*** DATA RECORDS Section Begins ***

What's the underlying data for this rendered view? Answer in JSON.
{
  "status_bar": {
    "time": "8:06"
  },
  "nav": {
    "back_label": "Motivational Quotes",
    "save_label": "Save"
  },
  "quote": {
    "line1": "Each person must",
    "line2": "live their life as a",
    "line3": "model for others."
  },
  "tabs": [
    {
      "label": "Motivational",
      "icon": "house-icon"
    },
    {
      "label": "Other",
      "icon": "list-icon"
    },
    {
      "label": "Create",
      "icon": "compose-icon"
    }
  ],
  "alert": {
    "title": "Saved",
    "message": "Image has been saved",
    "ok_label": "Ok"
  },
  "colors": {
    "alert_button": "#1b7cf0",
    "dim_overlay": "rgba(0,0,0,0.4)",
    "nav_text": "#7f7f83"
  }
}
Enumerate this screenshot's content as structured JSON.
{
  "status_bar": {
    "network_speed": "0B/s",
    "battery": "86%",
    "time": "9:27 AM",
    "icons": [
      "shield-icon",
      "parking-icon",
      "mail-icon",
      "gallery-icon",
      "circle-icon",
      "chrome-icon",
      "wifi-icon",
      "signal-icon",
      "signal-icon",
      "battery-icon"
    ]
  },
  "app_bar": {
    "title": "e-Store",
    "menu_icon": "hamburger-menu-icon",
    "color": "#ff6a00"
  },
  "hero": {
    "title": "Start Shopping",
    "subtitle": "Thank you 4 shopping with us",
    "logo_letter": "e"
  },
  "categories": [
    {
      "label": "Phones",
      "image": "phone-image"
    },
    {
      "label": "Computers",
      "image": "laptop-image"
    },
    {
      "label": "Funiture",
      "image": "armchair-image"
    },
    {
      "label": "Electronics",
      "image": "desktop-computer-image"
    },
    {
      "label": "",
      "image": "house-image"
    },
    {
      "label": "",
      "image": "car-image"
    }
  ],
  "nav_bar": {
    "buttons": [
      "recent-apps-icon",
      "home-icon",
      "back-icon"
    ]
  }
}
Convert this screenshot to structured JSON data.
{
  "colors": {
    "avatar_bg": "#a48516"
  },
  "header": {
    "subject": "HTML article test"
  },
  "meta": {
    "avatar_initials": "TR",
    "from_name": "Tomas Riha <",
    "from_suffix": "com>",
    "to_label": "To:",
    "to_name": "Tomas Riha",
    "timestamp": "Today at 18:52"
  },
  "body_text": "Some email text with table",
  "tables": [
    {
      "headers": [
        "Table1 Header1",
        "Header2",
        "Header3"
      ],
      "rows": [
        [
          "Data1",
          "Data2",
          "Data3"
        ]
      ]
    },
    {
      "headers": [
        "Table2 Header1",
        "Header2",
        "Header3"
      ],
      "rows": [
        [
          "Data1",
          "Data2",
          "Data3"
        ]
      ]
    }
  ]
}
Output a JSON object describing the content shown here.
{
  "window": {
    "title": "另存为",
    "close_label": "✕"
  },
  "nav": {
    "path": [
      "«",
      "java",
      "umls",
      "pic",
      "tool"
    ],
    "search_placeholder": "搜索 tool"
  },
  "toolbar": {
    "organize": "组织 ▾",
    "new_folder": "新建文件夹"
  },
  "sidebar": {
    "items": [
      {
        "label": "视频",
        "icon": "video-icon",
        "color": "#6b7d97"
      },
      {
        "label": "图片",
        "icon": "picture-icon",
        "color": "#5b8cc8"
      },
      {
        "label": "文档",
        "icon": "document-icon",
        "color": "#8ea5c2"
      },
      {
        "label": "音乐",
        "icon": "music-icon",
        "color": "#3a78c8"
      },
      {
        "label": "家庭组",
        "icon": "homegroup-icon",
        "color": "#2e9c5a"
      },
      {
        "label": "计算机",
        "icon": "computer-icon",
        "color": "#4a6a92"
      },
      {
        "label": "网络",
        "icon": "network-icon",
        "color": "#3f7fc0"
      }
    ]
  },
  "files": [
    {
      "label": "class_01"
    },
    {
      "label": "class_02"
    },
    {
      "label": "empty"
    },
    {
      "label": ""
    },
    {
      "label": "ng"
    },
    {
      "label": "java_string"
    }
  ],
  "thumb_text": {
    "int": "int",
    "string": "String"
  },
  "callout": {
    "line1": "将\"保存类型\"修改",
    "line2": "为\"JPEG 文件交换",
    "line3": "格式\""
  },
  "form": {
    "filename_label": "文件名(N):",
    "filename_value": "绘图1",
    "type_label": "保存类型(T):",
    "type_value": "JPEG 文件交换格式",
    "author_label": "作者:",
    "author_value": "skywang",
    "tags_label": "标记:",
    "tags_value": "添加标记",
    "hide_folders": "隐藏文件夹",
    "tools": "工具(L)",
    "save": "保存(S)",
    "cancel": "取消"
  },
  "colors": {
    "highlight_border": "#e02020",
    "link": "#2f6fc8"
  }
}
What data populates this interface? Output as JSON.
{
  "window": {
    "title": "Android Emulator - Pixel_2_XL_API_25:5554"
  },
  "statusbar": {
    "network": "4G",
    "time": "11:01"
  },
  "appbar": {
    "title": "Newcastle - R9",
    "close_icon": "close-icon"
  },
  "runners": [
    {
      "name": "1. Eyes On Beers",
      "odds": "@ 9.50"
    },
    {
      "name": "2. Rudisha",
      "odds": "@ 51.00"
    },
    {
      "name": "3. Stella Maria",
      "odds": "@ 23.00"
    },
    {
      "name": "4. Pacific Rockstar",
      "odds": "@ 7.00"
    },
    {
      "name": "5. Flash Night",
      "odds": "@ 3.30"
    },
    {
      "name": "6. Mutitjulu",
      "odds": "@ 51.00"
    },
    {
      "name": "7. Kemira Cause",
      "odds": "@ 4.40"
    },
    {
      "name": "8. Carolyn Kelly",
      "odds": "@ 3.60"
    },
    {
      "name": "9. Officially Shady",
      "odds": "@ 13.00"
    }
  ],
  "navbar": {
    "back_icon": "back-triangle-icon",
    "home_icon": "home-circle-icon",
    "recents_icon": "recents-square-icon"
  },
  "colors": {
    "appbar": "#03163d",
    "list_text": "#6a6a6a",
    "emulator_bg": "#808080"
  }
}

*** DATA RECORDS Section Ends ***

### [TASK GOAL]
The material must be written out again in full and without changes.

### [RESPONSE AREA]
What's the underlying data for this rendered view? Answer in JSON.
{
  "status_bar": {
    "time": "8:06"
  },
  "nav": {
    "back_label": "Motivational Quotes",
    "save_label": "Save"
  },
  "quote": {
    "line1": "Each person must",
    "line2": "live their life as a",
    "line3": "model for others."
  },
  "tabs": [
    {
      "label": "Motivational",
      "icon": "house-icon"
    },
    {
      "label": "Other",
      "icon": "list-icon"
    },
    {
      "label": "Create",
      "icon": "compose-icon"
    }
  ],
  "alert": {
    "title": "Saved",
    "message": "Image has been saved",
    "ok_label": "Ok"
  },
  "colors": {
    "alert_button": "#1b7cf0",
    "dim_overlay": "rgba(0,0,0,0.4)",
    "nav_text": "#7f7f83"
  }
}
Enumerate this screenshot's content as structured JSON.
{
  "status_bar": {
    "network_speed": "0B/s",
    "battery": "86%",
    "time": "9:27 AM",
    "icons": [
      "shield-icon",
      "parking-icon",
      "mail-icon",
      "gallery-icon",
      "circle-icon",
      "chrome-icon",
      "wifi-icon",
      "signal-icon",
      "signal-icon",
      "battery-icon"
    ]
  },
  "app_bar": {
    "title": "e-Store",
    "menu_icon": "hamburger-menu-icon",
    "color": "#ff6a00"
  },
  "hero": {
    "title": "Start Shopping",
    "subtitle": "Thank you 4 shopping with us",
    "logo_letter": "e"
  },
  "categories": [
    {
      "label": "Phones",
      "image": "phone-image"
    },
    {
      "label": "Computers",
      "image": "laptop-image"
    },
    {
      "label": "Funiture",
      "image": "armchair-image"
    },
    {
      "label": "Electronics",
      "image": "desktop-computer-image"
    },
    {
      "label": "",
      "image": "house-image"
    },
    {
      "label": "",
      "image": "car-image"
    }
  ],
  "nav_bar": {
    "buttons": [
      "recent-apps-icon",
      "home-icon",
      "back-icon"
    ]
  }
}
Convert this screenshot to structured JSON data.
{
  "colors": {
    "avatar_bg": "#a48516"
  },
  "header": {
    "subject": "HTML article test"
  },
  "meta": {
    "avatar_initials": "TR",
    "from_name": "Tomas Riha <",
    "from_suffix": "com>",
    "to_label": "To:",
    "to_name": "Tomas Riha",
    "timestamp": "Today at 18:52"
  },
  "body_text": "Some email text with table",
  "tables": [
    {
      "headers": [
        "Table1 Header1",
        "Header2",
        "Header3"
      ],
      "rows": [
        [
          "Data1",
          "Data2",
          "Data3"
        ]
      ]
    },
    {
      "headers": [
        "Table2 Header1",
        "Header2",
        "Header3"
      ],
      "rows": [
        [
          "Data1",
          "Data2",
          "Data3"
        ]
      ]
    }
  ]
}
Output a JSON object describing the content shown here.
{
  "window": {
    "title": "另存为",
    "close_label": "✕"
  },
  "nav": {
    "path": [
      "«",
      "java",
      "umls",
      "pic",
      "tool"
    ],
    "search_placeholder": "搜索 tool"
  },
  "toolbar": {
    "organize": "组织 ▾",
    "new_folder": "新建文件夹"
  },
  "sidebar": {
    "items": [
      {
        "label": "视频",
        "icon": "video-icon",
        "color": "#6b7d97"
      },
      {
        "label": "图片",
        "icon": "picture-icon",
        "color": "#5b8cc8"
      },
      {
        "label": "文档",
        "icon": "document-icon",
        "color": "#8ea5c2"
      },
      {
        "label": "音乐",
        "icon": "music-icon",
        "color": "#3a78c8"
      },
      {
        "label": "家庭组",
        "icon": "homegroup-icon",
        "color": "#2e9c5a"
      },
      {
        "label": "计算机",
        "icon": "computer-icon",
        "color": "#4a6a92"
      },
      {
        "label": "网络",
        "icon": "network-icon",
        "color": "#3f7fc0"
      }
    ]
  },
  "files": [
    {
      "label": "class_01"
    },
    {
      "label": "class_02"
    },
    {
      "label": "empty"
    },
    {
      "label": ""
    },
    {
      "label": "ng"
    },
    {
      "label": "java_string"
    }
  ],
  "thumb_text": {
    "int": "int",
    "string": "String"
  },
  "callout": {
    "line1": "将\"保存类型\"修改",
    "line2": "为\"JPEG 文件交换",
    "line3": "格式\""
  },
  "form": {
    "filename_label": "文件名(N):",
    "filename_value": "绘图1",
    "type_label": "保存类型(T):",
    "type_value": "JPEG 文件交换格式",
    "author_label": "作者:",
    "author_value": "skywang",
    "tags_label": "标记:",
    "tags_value": "添加标记",
    "hide_folders": "隐藏文件夹",
    "tools": "工具(L)",
    "save": "保存(S)",
    "cancel": "取消"
  },
  "colors": {
    "highlight_border": "#e02020",
    "link": "#2f6fc8"
  }
}
What data populates this interface? Output as JSON.
{
  "window": {
    "title": "Android Emulator - Pixel_2_XL_API_25:5554"
  },
  "statusbar": {
    "network": "4G",
    "time": "11:01"
  },
  "appbar": {
    "title": "Newcastle - R9",
    "close_icon": "close-icon"
  },
  "runners": [
    {
      "name": "1. Eyes On Beers",
      "odds": "@ 9.50"
    },
    {
      "name": "2. Rudisha",
      "odds": "@ 51.00"
    },
    {
      "name": "3. Stella Maria",
      "odds": "@ 23.00"
    },
    {
      "name": "4. Pacific Rockstar",
      "odds": "@ 7.00"
    },
    {
      "name": "5. Flash Night",
      "odds": "@ 3.30"
    },
    {
      "name": "6. Mutitjulu",
      "odds": "@ 51.00"
    },
    {
      "name": "7. Kemira Cause",
      "odds": "@ 4.40"
    },
    {
      "name": "8. Carolyn Kelly",
      "odds": "@ 3.60"
    },
    {
      "name": "9. Officially Shady",
      "odds": "@ 13.00"
    }
  ],
  "navbar": {
    "back_icon": "back-triangle-icon",
    "home_icon": "home-circle-icon",
    "recents_icon": "recents-square-icon"
  },
  "colors": {
    "appbar": "#03163d",
    "list_text": "#6a6a6a",
    "emulator_bg": "#808080"
  }
}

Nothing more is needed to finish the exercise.